Start of Material provided

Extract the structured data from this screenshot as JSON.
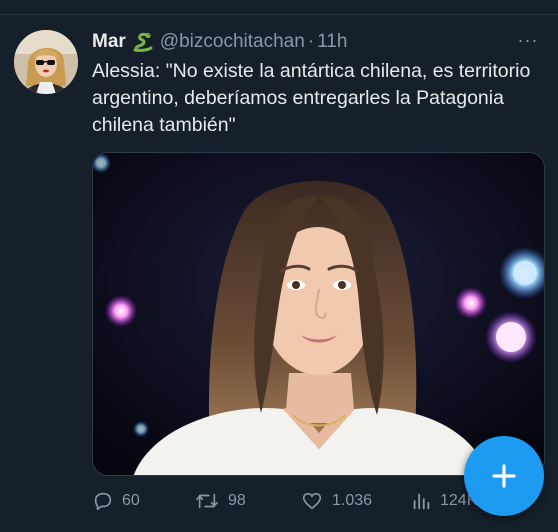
{
  "tweet": {
    "author_name": "Mar",
    "author_emoji": "snake-emoji",
    "handle": "@bizcochitachan",
    "separator": "·",
    "time": "11h",
    "more_label": "···",
    "text": "Alessia: \"No existe la antártica chilena, es territorio argentino, deberíamos entregarles la Patagonia chilena también\"",
    "media_description": "video-thumbnail-woman-dark-background"
  },
  "actions": {
    "replies": "60",
    "retweets": "98",
    "likes": "1.036",
    "views": "124K"
  },
  "fab": {
    "label": "+"
  },
  "colors": {
    "background": "#15202b",
    "accent": "#1d9bf0",
    "muted_text": "#8b98a5",
    "primary_text": "#e7e9ea"
  }
}
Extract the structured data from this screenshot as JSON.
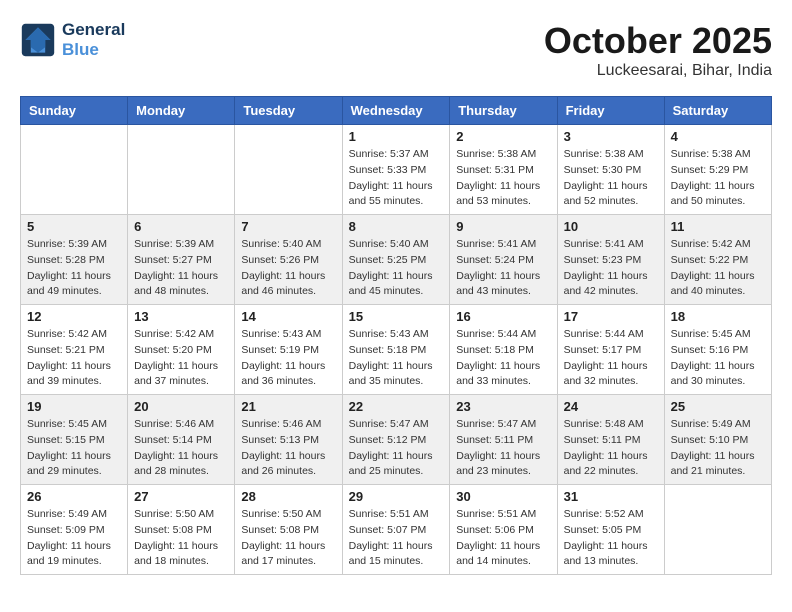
{
  "header": {
    "logo_line1": "General",
    "logo_line2": "Blue",
    "month": "October 2025",
    "location": "Luckeesarai, Bihar, India"
  },
  "weekdays": [
    "Sunday",
    "Monday",
    "Tuesday",
    "Wednesday",
    "Thursday",
    "Friday",
    "Saturday"
  ],
  "weeks": [
    [
      {
        "day": "",
        "info": ""
      },
      {
        "day": "",
        "info": ""
      },
      {
        "day": "",
        "info": ""
      },
      {
        "day": "1",
        "info": "Sunrise: 5:37 AM\nSunset: 5:33 PM\nDaylight: 11 hours\nand 55 minutes."
      },
      {
        "day": "2",
        "info": "Sunrise: 5:38 AM\nSunset: 5:31 PM\nDaylight: 11 hours\nand 53 minutes."
      },
      {
        "day": "3",
        "info": "Sunrise: 5:38 AM\nSunset: 5:30 PM\nDaylight: 11 hours\nand 52 minutes."
      },
      {
        "day": "4",
        "info": "Sunrise: 5:38 AM\nSunset: 5:29 PM\nDaylight: 11 hours\nand 50 minutes."
      }
    ],
    [
      {
        "day": "5",
        "info": "Sunrise: 5:39 AM\nSunset: 5:28 PM\nDaylight: 11 hours\nand 49 minutes."
      },
      {
        "day": "6",
        "info": "Sunrise: 5:39 AM\nSunset: 5:27 PM\nDaylight: 11 hours\nand 48 minutes."
      },
      {
        "day": "7",
        "info": "Sunrise: 5:40 AM\nSunset: 5:26 PM\nDaylight: 11 hours\nand 46 minutes."
      },
      {
        "day": "8",
        "info": "Sunrise: 5:40 AM\nSunset: 5:25 PM\nDaylight: 11 hours\nand 45 minutes."
      },
      {
        "day": "9",
        "info": "Sunrise: 5:41 AM\nSunset: 5:24 PM\nDaylight: 11 hours\nand 43 minutes."
      },
      {
        "day": "10",
        "info": "Sunrise: 5:41 AM\nSunset: 5:23 PM\nDaylight: 11 hours\nand 42 minutes."
      },
      {
        "day": "11",
        "info": "Sunrise: 5:42 AM\nSunset: 5:22 PM\nDaylight: 11 hours\nand 40 minutes."
      }
    ],
    [
      {
        "day": "12",
        "info": "Sunrise: 5:42 AM\nSunset: 5:21 PM\nDaylight: 11 hours\nand 39 minutes."
      },
      {
        "day": "13",
        "info": "Sunrise: 5:42 AM\nSunset: 5:20 PM\nDaylight: 11 hours\nand 37 minutes."
      },
      {
        "day": "14",
        "info": "Sunrise: 5:43 AM\nSunset: 5:19 PM\nDaylight: 11 hours\nand 36 minutes."
      },
      {
        "day": "15",
        "info": "Sunrise: 5:43 AM\nSunset: 5:18 PM\nDaylight: 11 hours\nand 35 minutes."
      },
      {
        "day": "16",
        "info": "Sunrise: 5:44 AM\nSunset: 5:18 PM\nDaylight: 11 hours\nand 33 minutes."
      },
      {
        "day": "17",
        "info": "Sunrise: 5:44 AM\nSunset: 5:17 PM\nDaylight: 11 hours\nand 32 minutes."
      },
      {
        "day": "18",
        "info": "Sunrise: 5:45 AM\nSunset: 5:16 PM\nDaylight: 11 hours\nand 30 minutes."
      }
    ],
    [
      {
        "day": "19",
        "info": "Sunrise: 5:45 AM\nSunset: 5:15 PM\nDaylight: 11 hours\nand 29 minutes."
      },
      {
        "day": "20",
        "info": "Sunrise: 5:46 AM\nSunset: 5:14 PM\nDaylight: 11 hours\nand 28 minutes."
      },
      {
        "day": "21",
        "info": "Sunrise: 5:46 AM\nSunset: 5:13 PM\nDaylight: 11 hours\nand 26 minutes."
      },
      {
        "day": "22",
        "info": "Sunrise: 5:47 AM\nSunset: 5:12 PM\nDaylight: 11 hours\nand 25 minutes."
      },
      {
        "day": "23",
        "info": "Sunrise: 5:47 AM\nSunset: 5:11 PM\nDaylight: 11 hours\nand 23 minutes."
      },
      {
        "day": "24",
        "info": "Sunrise: 5:48 AM\nSunset: 5:11 PM\nDaylight: 11 hours\nand 22 minutes."
      },
      {
        "day": "25",
        "info": "Sunrise: 5:49 AM\nSunset: 5:10 PM\nDaylight: 11 hours\nand 21 minutes."
      }
    ],
    [
      {
        "day": "26",
        "info": "Sunrise: 5:49 AM\nSunset: 5:09 PM\nDaylight: 11 hours\nand 19 minutes."
      },
      {
        "day": "27",
        "info": "Sunrise: 5:50 AM\nSunset: 5:08 PM\nDaylight: 11 hours\nand 18 minutes."
      },
      {
        "day": "28",
        "info": "Sunrise: 5:50 AM\nSunset: 5:08 PM\nDaylight: 11 hours\nand 17 minutes."
      },
      {
        "day": "29",
        "info": "Sunrise: 5:51 AM\nSunset: 5:07 PM\nDaylight: 11 hours\nand 15 minutes."
      },
      {
        "day": "30",
        "info": "Sunrise: 5:51 AM\nSunset: 5:06 PM\nDaylight: 11 hours\nand 14 minutes."
      },
      {
        "day": "31",
        "info": "Sunrise: 5:52 AM\nSunset: 5:05 PM\nDaylight: 11 hours\nand 13 minutes."
      },
      {
        "day": "",
        "info": ""
      }
    ]
  ]
}
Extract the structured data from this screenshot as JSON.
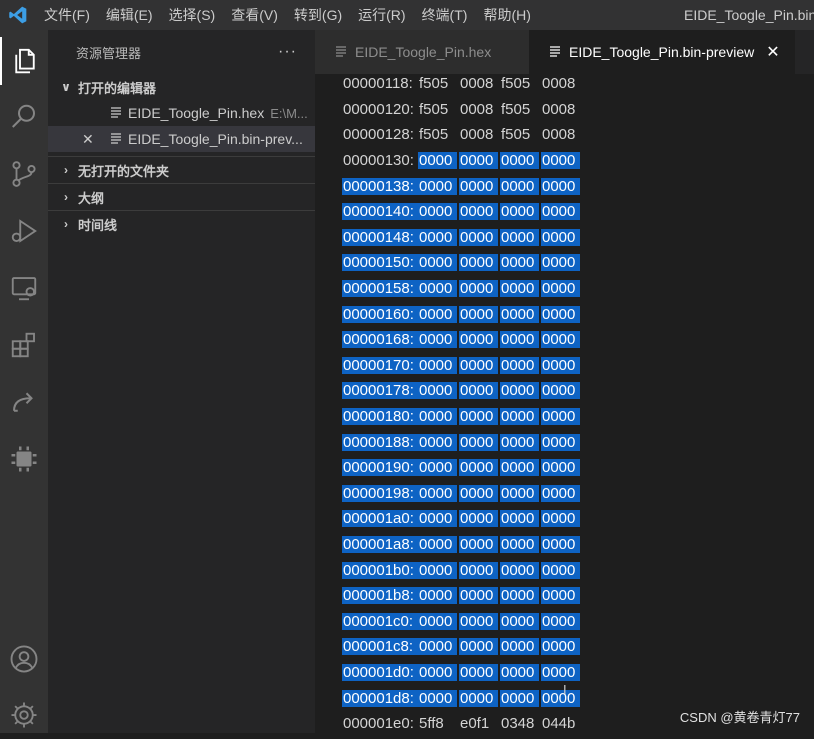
{
  "menu": {
    "logo": "vscode-logo-icon",
    "items": [
      "文件(F)",
      "编辑(E)",
      "选择(S)",
      "查看(V)",
      "转到(G)",
      "运行(R)",
      "终端(T)",
      "帮助(H)"
    ],
    "window_title": "EIDE_Toogle_Pin.bin-"
  },
  "activity_bar": {
    "icons": [
      "files-icon",
      "search-icon",
      "source-control-icon",
      "run-debug-icon",
      "remote-explorer-icon",
      "extensions-icon",
      "share-icon",
      "chip-icon",
      "account-icon",
      "settings-gear-icon"
    ]
  },
  "sidebar": {
    "title": "资源管理器",
    "more": "···",
    "open_editors": {
      "label": "打开的编辑器",
      "items": [
        {
          "name": "EIDE_Toogle_Pin.hex",
          "path": "E:\\M..."
        },
        {
          "name": "EIDE_Toogle_Pin.bin-prev...",
          "path": ""
        }
      ]
    },
    "sections": [
      "无打开的文件夹",
      "大纲",
      "时间线"
    ]
  },
  "tabs": [
    {
      "label": "EIDE_Toogle_Pin.hex",
      "active": false
    },
    {
      "label": "EIDE_Toogle_Pin.bin-preview",
      "active": true
    }
  ],
  "editor": {
    "rows": [
      {
        "addr": "00000118:",
        "cells": [
          "f505",
          "0008",
          "f505",
          "0008"
        ],
        "selected": false
      },
      {
        "addr": "00000120:",
        "cells": [
          "f505",
          "0008",
          "f505",
          "0008"
        ],
        "selected": false
      },
      {
        "addr": "00000128:",
        "cells": [
          "f505",
          "0008",
          "f505",
          "0008"
        ],
        "selected": false
      },
      {
        "addr": "00000130:",
        "cells": [
          "0000",
          "0000",
          "0000",
          "0000"
        ],
        "selected": "cells"
      },
      {
        "addr": "00000138:",
        "cells": [
          "0000",
          "0000",
          "0000",
          "0000"
        ],
        "selected": true
      },
      {
        "addr": "00000140:",
        "cells": [
          "0000",
          "0000",
          "0000",
          "0000"
        ],
        "selected": true
      },
      {
        "addr": "00000148:",
        "cells": [
          "0000",
          "0000",
          "0000",
          "0000"
        ],
        "selected": true
      },
      {
        "addr": "00000150:",
        "cells": [
          "0000",
          "0000",
          "0000",
          "0000"
        ],
        "selected": true
      },
      {
        "addr": "00000158:",
        "cells": [
          "0000",
          "0000",
          "0000",
          "0000"
        ],
        "selected": true
      },
      {
        "addr": "00000160:",
        "cells": [
          "0000",
          "0000",
          "0000",
          "0000"
        ],
        "selected": true
      },
      {
        "addr": "00000168:",
        "cells": [
          "0000",
          "0000",
          "0000",
          "0000"
        ],
        "selected": true
      },
      {
        "addr": "00000170:",
        "cells": [
          "0000",
          "0000",
          "0000",
          "0000"
        ],
        "selected": true
      },
      {
        "addr": "00000178:",
        "cells": [
          "0000",
          "0000",
          "0000",
          "0000"
        ],
        "selected": true
      },
      {
        "addr": "00000180:",
        "cells": [
          "0000",
          "0000",
          "0000",
          "0000"
        ],
        "selected": true
      },
      {
        "addr": "00000188:",
        "cells": [
          "0000",
          "0000",
          "0000",
          "0000"
        ],
        "selected": true
      },
      {
        "addr": "00000190:",
        "cells": [
          "0000",
          "0000",
          "0000",
          "0000"
        ],
        "selected": true
      },
      {
        "addr": "00000198:",
        "cells": [
          "0000",
          "0000",
          "0000",
          "0000"
        ],
        "selected": true
      },
      {
        "addr": "000001a0:",
        "cells": [
          "0000",
          "0000",
          "0000",
          "0000"
        ],
        "selected": true
      },
      {
        "addr": "000001a8:",
        "cells": [
          "0000",
          "0000",
          "0000",
          "0000"
        ],
        "selected": true
      },
      {
        "addr": "000001b0:",
        "cells": [
          "0000",
          "0000",
          "0000",
          "0000"
        ],
        "selected": true
      },
      {
        "addr": "000001b8:",
        "cells": [
          "0000",
          "0000",
          "0000",
          "0000"
        ],
        "selected": true
      },
      {
        "addr": "000001c0:",
        "cells": [
          "0000",
          "0000",
          "0000",
          "0000"
        ],
        "selected": true
      },
      {
        "addr": "000001c8:",
        "cells": [
          "0000",
          "0000",
          "0000",
          "0000"
        ],
        "selected": true
      },
      {
        "addr": "000001d0:",
        "cells": [
          "0000",
          "0000",
          "0000",
          "0000"
        ],
        "selected": true
      },
      {
        "addr": "000001d8:",
        "cells": [
          "0000",
          "0000",
          "0000",
          "0000"
        ],
        "selected": true
      },
      {
        "addr": "000001e0:",
        "cells": [
          "5ff8",
          "e0f1",
          "0348",
          "044b"
        ],
        "selected": false
      }
    ]
  },
  "colors": {
    "selection": "#0e63c4",
    "activity_bar": "#333333",
    "sidebar": "#252526",
    "editor": "#1e1e1e"
  },
  "watermark": "CSDN @黄卷青灯77"
}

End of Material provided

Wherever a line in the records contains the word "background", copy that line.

    "media_description": "video-thumbnail-woman-dark-background"
    "background": "#15202b",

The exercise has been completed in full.